Note: when Omar pushed new commits, travis does not report their status.

  • I update setup.py to add the dependence to pyspark. I also modify slightly the development setup (see Development section above).

======= History

0.2.0 (2019-01-06)

First usable version of the package. We decided on the api:

  • pipeasy_spark.build_pipeline(column_transformers={'column': []}) is the core function where you can define a list of transormers for each columns.
  • pipeasy_spark.build_pipeline_by_dtypes(df, string_transformers=[]) allows you to define a list of transormers for two types of columns: string_ and numeric_.
  • pipeasy_spark.build_default_pipeline(df, exclude_columns=['target']) builds a default transformer for the df dataframe.

0.1.2 (2018-10-12)

  • I am still learning how all these tools interact with each other

0.1.1 (2018-10-12)

  • First release on PyPI.

Project details


Download files

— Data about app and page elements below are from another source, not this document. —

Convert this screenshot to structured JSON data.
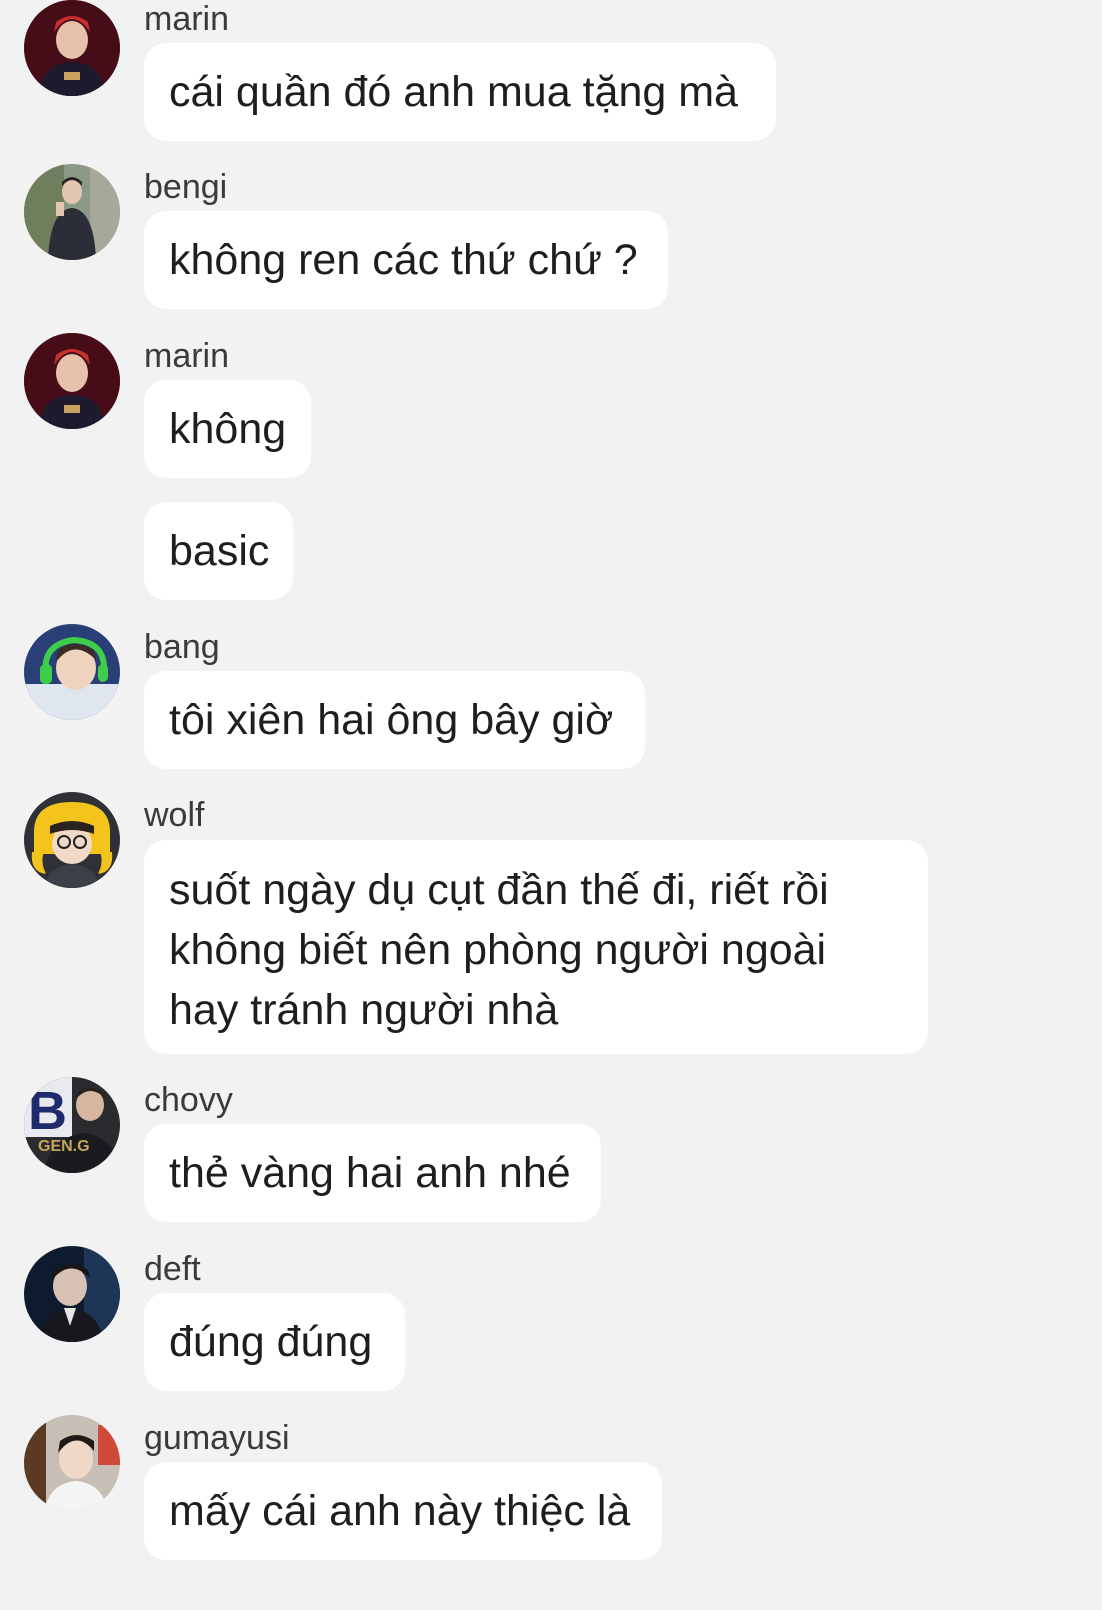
{
  "messages": [
    {
      "sender": "marin",
      "avatar_icon": "avatar-marin-icon",
      "text": "cái quần đó anh mua tặng mà"
    },
    {
      "sender": "bengi",
      "avatar_icon": "avatar-bengi-icon",
      "text": "không ren các thứ chứ ?"
    },
    {
      "sender": "marin",
      "avatar_icon": "avatar-marin-icon",
      "text": "không"
    },
    {
      "sender": "",
      "text": "basic"
    },
    {
      "sender": "bang",
      "avatar_icon": "avatar-bang-icon",
      "text": "tôi xiên hai ông bây giờ"
    },
    {
      "sender": "wolf",
      "avatar_icon": "avatar-wolf-icon",
      "lines": [
        "suốt ngày dụ cụt đần thế đi, riết rồi",
        "không biết nên phòng người ngoài",
        "hay tránh người nhà"
      ]
    },
    {
      "sender": "chovy",
      "avatar_icon": "avatar-chovy-icon",
      "avatar_text": "GEN.G",
      "text": "thẻ vàng hai anh nhé"
    },
    {
      "sender": "deft",
      "avatar_icon": "avatar-deft-icon",
      "text": "đúng đúng"
    },
    {
      "sender": "gumayusi",
      "avatar_icon": "avatar-gumayusi-icon",
      "text": "mấy cái anh này thiệc là"
    }
  ],
  "colors": {
    "background": "#f2f2f2",
    "bubble": "#ffffff",
    "sender_text": "#3a3a3a",
    "message_text": "#1e1e1e"
  }
}
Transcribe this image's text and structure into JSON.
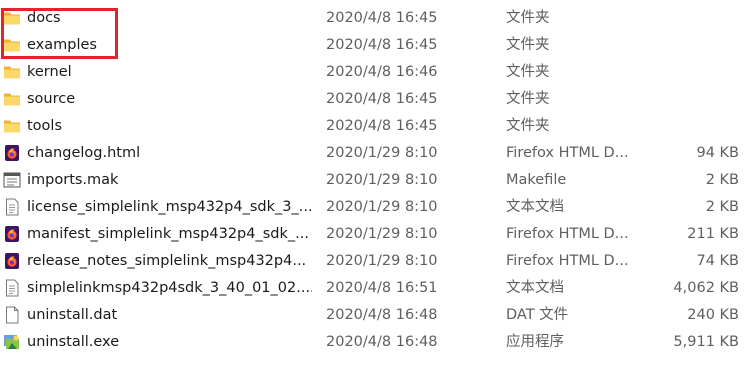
{
  "files": [
    {
      "name": "docs",
      "modified": "2020/4/8 16:45",
      "type": "文件夹",
      "size": "",
      "icon": "folder-icon"
    },
    {
      "name": "examples",
      "modified": "2020/4/8 16:45",
      "type": "文件夹",
      "size": "",
      "icon": "folder-icon"
    },
    {
      "name": "kernel",
      "modified": "2020/4/8 16:46",
      "type": "文件夹",
      "size": "",
      "icon": "folder-icon"
    },
    {
      "name": "source",
      "modified": "2020/4/8 16:45",
      "type": "文件夹",
      "size": "",
      "icon": "folder-icon"
    },
    {
      "name": "tools",
      "modified": "2020/4/8 16:45",
      "type": "文件夹",
      "size": "",
      "icon": "folder-icon"
    },
    {
      "name": "changelog.html",
      "modified": "2020/1/29 8:10",
      "type": "Firefox HTML D...",
      "size": "94 KB",
      "icon": "firefox-html-icon"
    },
    {
      "name": "imports.mak",
      "modified": "2020/1/29 8:10",
      "type": "Makefile",
      "size": "2 KB",
      "icon": "makefile-icon"
    },
    {
      "name": "license_simplelink_msp432p4_sdk_3_...",
      "modified": "2020/1/29 8:10",
      "type": "文本文档",
      "size": "2 KB",
      "icon": "text-file-icon"
    },
    {
      "name": "manifest_simplelink_msp432p4_sdk_...",
      "modified": "2020/1/29 8:10",
      "type": "Firefox HTML D...",
      "size": "211 KB",
      "icon": "firefox-html-icon"
    },
    {
      "name": "release_notes_simplelink_msp432p4...",
      "modified": "2020/1/29 8:10",
      "type": "Firefox HTML D...",
      "size": "74 KB",
      "icon": "firefox-html-icon"
    },
    {
      "name": "simplelinkmsp432p4sdk_3_40_01_02....",
      "modified": "2020/4/8 16:51",
      "type": "文本文档",
      "size": "4,062 KB",
      "icon": "text-file-icon"
    },
    {
      "name": "uninstall.dat",
      "modified": "2020/4/8 16:48",
      "type": "DAT 文件",
      "size": "240 KB",
      "icon": "blank-file-icon"
    },
    {
      "name": "uninstall.exe",
      "modified": "2020/4/8 16:48",
      "type": "应用程序",
      "size": "5,911 KB",
      "icon": "installer-icon"
    }
  ],
  "highlight_color": "#e0262a"
}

Download the file for your platform. If you're not sure which to choose, learn more about installing packages.

Files for pipeasy-spark, version 0.2.1
Filename, size File type Python version Upload date Hashes
Filename, size pipeasy_spark-0.2.1-py2.py3-none-any.whl (10.2 kB) File type Wheel Python version py2.py3 Upload date Hashes View hashes
Filename, size pipeasy_spark-0.2.1.tar.gz (24.8 kB) File type Source Python version None Upload date Hashes View hashes

Supported by

Elastic Elastic Search Pingdom Pingdom Monitoring Google Google BigQuery Sentry Sentry Error logging AWS AWS Cloud computing DataDog DataDog Monitoring Fastly Fastly CDN DigiCert DigiCert EV certificate StatusPage StatusPage Status page